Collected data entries
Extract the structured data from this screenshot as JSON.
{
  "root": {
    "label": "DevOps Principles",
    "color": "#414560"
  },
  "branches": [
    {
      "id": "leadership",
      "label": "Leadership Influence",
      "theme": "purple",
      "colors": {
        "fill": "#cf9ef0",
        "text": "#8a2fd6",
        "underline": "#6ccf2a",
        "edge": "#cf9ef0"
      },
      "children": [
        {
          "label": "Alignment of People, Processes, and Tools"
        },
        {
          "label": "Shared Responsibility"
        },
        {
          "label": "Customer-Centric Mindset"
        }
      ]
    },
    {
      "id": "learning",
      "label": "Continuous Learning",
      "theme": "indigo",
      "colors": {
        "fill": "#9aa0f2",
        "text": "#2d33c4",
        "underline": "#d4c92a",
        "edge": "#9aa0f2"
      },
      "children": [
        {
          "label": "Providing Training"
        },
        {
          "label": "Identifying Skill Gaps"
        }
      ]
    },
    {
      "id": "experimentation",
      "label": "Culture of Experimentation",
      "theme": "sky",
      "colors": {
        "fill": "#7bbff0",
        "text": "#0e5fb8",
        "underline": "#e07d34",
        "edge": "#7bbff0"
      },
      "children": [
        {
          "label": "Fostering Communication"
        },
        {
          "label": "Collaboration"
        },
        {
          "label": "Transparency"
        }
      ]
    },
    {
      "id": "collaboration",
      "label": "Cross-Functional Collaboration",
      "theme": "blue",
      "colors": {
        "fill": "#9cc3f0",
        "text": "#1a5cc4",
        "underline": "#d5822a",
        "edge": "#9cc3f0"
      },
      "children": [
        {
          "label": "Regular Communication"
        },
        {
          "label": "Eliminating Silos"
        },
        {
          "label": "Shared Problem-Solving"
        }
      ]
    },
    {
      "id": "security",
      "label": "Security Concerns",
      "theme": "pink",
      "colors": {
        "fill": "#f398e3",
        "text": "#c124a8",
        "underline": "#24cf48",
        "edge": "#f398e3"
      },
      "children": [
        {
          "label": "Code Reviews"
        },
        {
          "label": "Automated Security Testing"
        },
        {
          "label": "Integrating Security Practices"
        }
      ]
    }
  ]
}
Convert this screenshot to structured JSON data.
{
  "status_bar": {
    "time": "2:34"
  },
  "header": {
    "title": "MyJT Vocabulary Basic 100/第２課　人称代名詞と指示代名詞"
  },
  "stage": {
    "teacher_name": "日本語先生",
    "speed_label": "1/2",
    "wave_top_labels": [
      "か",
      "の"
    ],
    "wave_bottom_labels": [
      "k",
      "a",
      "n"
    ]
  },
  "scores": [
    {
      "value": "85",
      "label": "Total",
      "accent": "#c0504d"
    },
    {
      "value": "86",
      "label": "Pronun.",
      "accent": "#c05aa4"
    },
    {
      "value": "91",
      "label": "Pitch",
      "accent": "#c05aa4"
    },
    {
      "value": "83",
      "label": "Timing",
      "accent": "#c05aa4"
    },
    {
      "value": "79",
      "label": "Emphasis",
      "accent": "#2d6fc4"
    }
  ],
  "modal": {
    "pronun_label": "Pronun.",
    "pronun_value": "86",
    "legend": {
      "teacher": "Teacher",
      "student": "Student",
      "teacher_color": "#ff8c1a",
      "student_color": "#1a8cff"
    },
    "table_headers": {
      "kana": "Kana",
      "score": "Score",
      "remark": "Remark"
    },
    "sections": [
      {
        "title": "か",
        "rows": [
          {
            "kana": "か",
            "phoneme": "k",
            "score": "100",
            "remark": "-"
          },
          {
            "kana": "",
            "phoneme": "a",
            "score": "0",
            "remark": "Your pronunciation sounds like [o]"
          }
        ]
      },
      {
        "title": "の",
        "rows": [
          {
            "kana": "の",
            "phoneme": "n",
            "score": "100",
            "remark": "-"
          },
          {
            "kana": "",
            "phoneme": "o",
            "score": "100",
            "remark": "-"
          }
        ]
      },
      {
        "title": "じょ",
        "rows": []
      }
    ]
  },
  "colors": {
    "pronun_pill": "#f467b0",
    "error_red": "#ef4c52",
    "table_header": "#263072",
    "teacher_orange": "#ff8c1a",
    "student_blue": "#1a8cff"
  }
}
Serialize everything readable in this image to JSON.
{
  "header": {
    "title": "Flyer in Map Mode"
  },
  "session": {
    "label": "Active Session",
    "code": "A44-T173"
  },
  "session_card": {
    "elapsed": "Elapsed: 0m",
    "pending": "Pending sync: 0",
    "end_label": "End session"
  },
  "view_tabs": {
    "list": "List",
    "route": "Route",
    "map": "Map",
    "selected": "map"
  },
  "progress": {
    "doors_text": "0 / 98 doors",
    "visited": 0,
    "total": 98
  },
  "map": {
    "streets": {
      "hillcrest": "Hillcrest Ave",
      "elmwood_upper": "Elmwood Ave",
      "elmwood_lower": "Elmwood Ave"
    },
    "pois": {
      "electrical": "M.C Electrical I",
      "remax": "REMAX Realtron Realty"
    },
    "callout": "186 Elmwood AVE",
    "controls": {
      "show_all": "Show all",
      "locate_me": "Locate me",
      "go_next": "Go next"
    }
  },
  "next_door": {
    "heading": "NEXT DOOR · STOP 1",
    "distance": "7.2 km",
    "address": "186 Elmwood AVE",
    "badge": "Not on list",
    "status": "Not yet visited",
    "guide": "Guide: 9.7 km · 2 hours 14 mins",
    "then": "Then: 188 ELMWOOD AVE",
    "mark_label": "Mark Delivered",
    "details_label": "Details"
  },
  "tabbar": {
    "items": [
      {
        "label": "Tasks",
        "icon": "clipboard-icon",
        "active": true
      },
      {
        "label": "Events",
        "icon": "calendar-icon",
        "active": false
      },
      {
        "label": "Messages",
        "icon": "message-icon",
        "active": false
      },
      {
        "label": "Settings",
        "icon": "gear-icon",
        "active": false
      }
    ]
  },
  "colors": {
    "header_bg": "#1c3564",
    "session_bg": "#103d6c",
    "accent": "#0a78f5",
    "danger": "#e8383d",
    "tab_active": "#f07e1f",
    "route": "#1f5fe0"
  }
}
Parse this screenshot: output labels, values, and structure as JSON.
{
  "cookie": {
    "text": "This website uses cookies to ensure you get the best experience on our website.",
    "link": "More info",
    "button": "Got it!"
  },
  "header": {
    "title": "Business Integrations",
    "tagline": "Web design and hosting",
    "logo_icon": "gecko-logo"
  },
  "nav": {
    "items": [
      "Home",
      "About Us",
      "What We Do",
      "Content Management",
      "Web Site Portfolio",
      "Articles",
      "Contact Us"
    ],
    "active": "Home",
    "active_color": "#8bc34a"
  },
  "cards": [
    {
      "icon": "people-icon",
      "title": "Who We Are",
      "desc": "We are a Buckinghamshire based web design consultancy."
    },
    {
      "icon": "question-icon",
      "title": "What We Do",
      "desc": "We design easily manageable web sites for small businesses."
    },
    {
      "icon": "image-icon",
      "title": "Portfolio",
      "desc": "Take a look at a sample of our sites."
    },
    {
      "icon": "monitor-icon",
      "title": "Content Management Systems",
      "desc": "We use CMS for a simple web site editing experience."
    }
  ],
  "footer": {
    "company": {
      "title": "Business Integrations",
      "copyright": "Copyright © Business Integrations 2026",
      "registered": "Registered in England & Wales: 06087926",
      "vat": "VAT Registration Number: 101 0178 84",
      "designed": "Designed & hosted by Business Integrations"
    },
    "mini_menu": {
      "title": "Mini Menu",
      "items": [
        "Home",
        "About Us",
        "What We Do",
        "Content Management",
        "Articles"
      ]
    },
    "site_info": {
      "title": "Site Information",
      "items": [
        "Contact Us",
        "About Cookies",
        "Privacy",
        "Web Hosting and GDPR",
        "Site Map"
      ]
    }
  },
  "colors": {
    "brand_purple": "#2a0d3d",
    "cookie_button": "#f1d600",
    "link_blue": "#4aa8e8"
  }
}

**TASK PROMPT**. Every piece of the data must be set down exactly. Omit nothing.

**RESULT BELOW**.
Extract the structured data from this screenshot as JSON.
{
  "root": {
    "label": "DevOps Principles",
    "color": "#414560"
  },
  "branches": [
    {
      "id": "leadership",
      "label": "Leadership Influence",
      "theme": "purple",
      "colors": {
        "fill": "#cf9ef0",
        "text": "#8a2fd6",
        "underline": "#6ccf2a",
        "edge": "#cf9ef0"
      },
      "children": [
        {
          "label": "Alignment of People, Processes, and Tools"
        },
        {
          "label": "Shared Responsibility"
        },
        {
          "label": "Customer-Centric Mindset"
        }
      ]
    },
    {
      "id": "learning",
      "label": "Continuous Learning",
      "theme": "indigo",
      "colors": {
        "fill": "#9aa0f2",
        "text": "#2d33c4",
        "underline": "#d4c92a",
        "edge": "#9aa0f2"
      },
      "children": [
        {
          "label": "Providing Training"
        },
        {
          "label": "Identifying Skill Gaps"
        }
      ]
    },
    {
      "id": "experimentation",
      "label": "Culture of Experimentation",
      "theme": "sky",
      "colors": {
        "fill": "#7bbff0",
        "text": "#0e5fb8",
        "underline": "#e07d34",
        "edge": "#7bbff0"
      },
      "children": [
        {
          "label": "Fostering Communication"
        },
        {
          "label": "Collaboration"
        },
        {
          "label": "Transparency"
        }
      ]
    },
    {
      "id": "collaboration",
      "label": "Cross-Functional Collaboration",
      "theme": "blue",
      "colors": {
        "fill": "#9cc3f0",
        "text": "#1a5cc4",
        "underline": "#d5822a",
        "edge": "#9cc3f0"
      },
      "children": [
        {
          "label": "Regular Communication"
        },
        {
          "label": "Eliminating Silos"
        },
        {
          "label": "Shared Problem-Solving"
        }
      ]
    },
    {
      "id": "security",
      "label": "Security Concerns",
      "theme": "pink",
      "colors": {
        "fill": "#f398e3",
        "text": "#c124a8",
        "underline": "#24cf48",
        "edge": "#f398e3"
      },
      "children": [
        {
          "label": "Code Reviews"
        },
        {
          "label": "Automated Security Testing"
        },
        {
          "label": "Integrating Security Practices"
        }
      ]
    }
  ]
}
Convert this screenshot to structured JSON data.
{
  "status_bar": {
    "time": "2:34"
  },
  "header": {
    "title": "MyJT Vocabulary Basic 100/第２課　人称代名詞と指示代名詞"
  },
  "stage": {
    "teacher_name": "日本語先生",
    "speed_label": "1/2",
    "wave_top_labels": [
      "か",
      "の"
    ],
    "wave_bottom_labels": [
      "k",
      "a",
      "n"
    ]
  },
  "scores": [
    {
      "value": "85",
      "label": "Total",
      "accent": "#c0504d"
    },
    {
      "value": "86",
      "label": "Pronun.",
      "accent": "#c05aa4"
    },
    {
      "value": "91",
      "label": "Pitch",
      "accent": "#c05aa4"
    },
    {
      "value": "83",
      "label": "Timing",
      "accent": "#c05aa4"
    },
    {
      "value": "79",
      "label": "Emphasis",
      "accent": "#2d6fc4"
    }
  ],
  "modal": {
    "pronun_label": "Pronun.",
    "pronun_value": "86",
    "legend": {
      "teacher": "Teacher",
      "student": "Student",
      "teacher_color": "#ff8c1a",
      "student_color": "#1a8cff"
    },
    "table_headers": {
      "kana": "Kana",
      "score": "Score",
      "remark": "Remark"
    },
    "sections": [
      {
        "title": "か",
        "rows": [
          {
            "kana": "か",
            "phoneme": "k",
            "score": "100",
            "remark": "-"
          },
          {
            "kana": "",
            "phoneme": "a",
            "score": "0",
            "remark": "Your pronunciation sounds like [o]"
          }
        ]
      },
      {
        "title": "の",
        "rows": [
          {
            "kana": "の",
            "phoneme": "n",
            "score": "100",
            "remark": "-"
          },
          {
            "kana": "",
            "phoneme": "o",
            "score": "100",
            "remark": "-"
          }
        ]
      },
      {
        "title": "じょ",
        "rows": []
      }
    ]
  },
  "colors": {
    "pronun_pill": "#f467b0",
    "error_red": "#ef4c52",
    "table_header": "#263072",
    "teacher_orange": "#ff8c1a",
    "student_blue": "#1a8cff"
  }
}
Serialize everything readable in this image to JSON.
{
  "header": {
    "title": "Flyer in Map Mode"
  },
  "session": {
    "label": "Active Session",
    "code": "A44-T173"
  },
  "session_card": {
    "elapsed": "Elapsed: 0m",
    "pending": "Pending sync: 0",
    "end_label": "End session"
  },
  "view_tabs": {
    "list": "List",
    "route": "Route",
    "map": "Map",
    "selected": "map"
  },
  "progress": {
    "doors_text": "0 / 98 doors",
    "visited": 0,
    "total": 98
  },
  "map": {
    "streets": {
      "hillcrest": "Hillcrest Ave",
      "elmwood_upper": "Elmwood Ave",
      "elmwood_lower": "Elmwood Ave"
    },
    "pois": {
      "electrical": "M.C Electrical I",
      "remax": "REMAX Realtron Realty"
    },
    "callout": "186 Elmwood AVE",
    "controls": {
      "show_all": "Show all",
      "locate_me": "Locate me",
      "go_next": "Go next"
    }
  },
  "next_door": {
    "heading": "NEXT DOOR · STOP 1",
    "distance": "7.2 km",
    "address": "186 Elmwood AVE",
    "badge": "Not on list",
    "status": "Not yet visited",
    "guide": "Guide: 9.7 km · 2 hours 14 mins",
    "then": "Then: 188 ELMWOOD AVE",
    "mark_label": "Mark Delivered",
    "details_label": "Details"
  },
  "tabbar": {
    "items": [
      {
        "label": "Tasks",
        "icon": "clipboard-icon",
        "active": true
      },
      {
        "label": "Events",
        "icon": "calendar-icon",
        "active": false
      },
      {
        "label": "Messages",
        "icon": "message-icon",
        "active": false
      },
      {
        "label": "Settings",
        "icon": "gear-icon",
        "active": false
      }
    ]
  },
  "colors": {
    "header_bg": "#1c3564",
    "session_bg": "#103d6c",
    "accent": "#0a78f5",
    "danger": "#e8383d",
    "tab_active": "#f07e1f",
    "route": "#1f5fe0"
  }
}
Parse this screenshot: output labels, values, and structure as JSON.
{
  "cookie": {
    "text": "This website uses cookies to ensure you get the best experience on our website.",
    "link": "More info",
    "button": "Got it!"
  },
  "header": {
    "title": "Business Integrations",
    "tagline": "Web design and hosting",
    "logo_icon": "gecko-logo"
  },
  "nav": {
    "items": [
      "Home",
      "About Us",
      "What We Do",
      "Content Management",
      "Web Site Portfolio",
      "Articles",
      "Contact Us"
    ],
    "active": "Home",
    "active_color": "#8bc34a"
  },
  "cards": [
    {
      "icon": "people-icon",
      "title": "Who We Are",
      "desc": "We are a Buckinghamshire based web design consultancy."
    },
    {
      "icon": "question-icon",
      "title": "What We Do",
      "desc": "We design easily manageable web sites for small businesses."
    },
    {
      "icon": "image-icon",
      "title": "Portfolio",
      "desc": "Take a look at a sample of our sites."
    },
    {
      "icon": "monitor-icon",
      "title": "Content Management Systems",
      "desc": "We use CMS for a simple web site editing experience."
    }
  ],
  "footer": {
    "company": {
      "title": "Business Integrations",
      "copyright": "Copyright © Business Integrations 2026",
      "registered": "Registered in England & Wales: 06087926",
      "vat": "VAT Registration Number: 101 0178 84",
      "designed": "Designed & hosted by Business Integrations"
    },
    "mini_menu": {
      "title": "Mini Menu",
      "items": [
        "Home",
        "About Us",
        "What We Do",
        "Content Management",
        "Articles"
      ]
    },
    "site_info": {
      "title": "Site Information",
      "items": [
        "Contact Us",
        "About Cookies",
        "Privacy",
        "Web Hosting and GDPR",
        "Site Map"
      ]
    }
  },
  "colors": {
    "brand_purple": "#2a0d3d",
    "cookie_button": "#f1d600",
    "link_blue": "#4aa8e8"
  }
}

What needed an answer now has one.